A better understanding of the neural substrates that underlie motor recovery after neurological impairments (such as stroke and spinal cord injury) has led to the development of innovative rehabilitation strategies and tools that incorporate key elements of motor skill re-learning such as intensive motor training involving goal-oriented repeated movements.
Robotic devices for the upper limb and gait are increasingly used in rehabilitation: several studies have demonstrated the effectiveness of these devices in reducing motor impairments, but only limited evidence has been found on the improvement of upper limb and gait function so far.
Other studies have investigated the effects of combined approaches that target muscle function (e.g., functional electrical stimulation), modulate neural activity (e.g., noninvasive brain stimulation) and enhance motivation (e.g., Virtual Reality) in an attempt to enhance the benefits of robot-assisted training.

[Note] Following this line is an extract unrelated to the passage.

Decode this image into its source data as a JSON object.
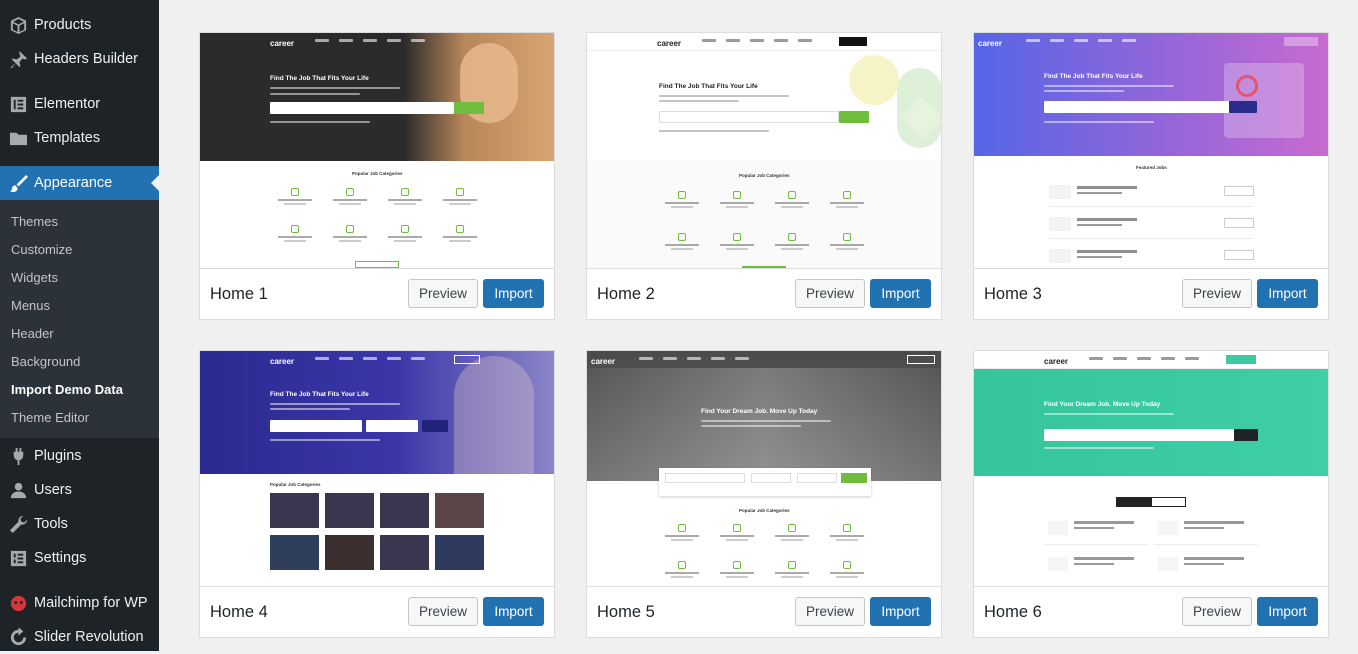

During the talk an overview of the current status of robot-assisted therapies and combined treatments will be discussed together with an analysis of the rationale behind them. Finally the clinical and bioengineering challenges of the next decade will be presented.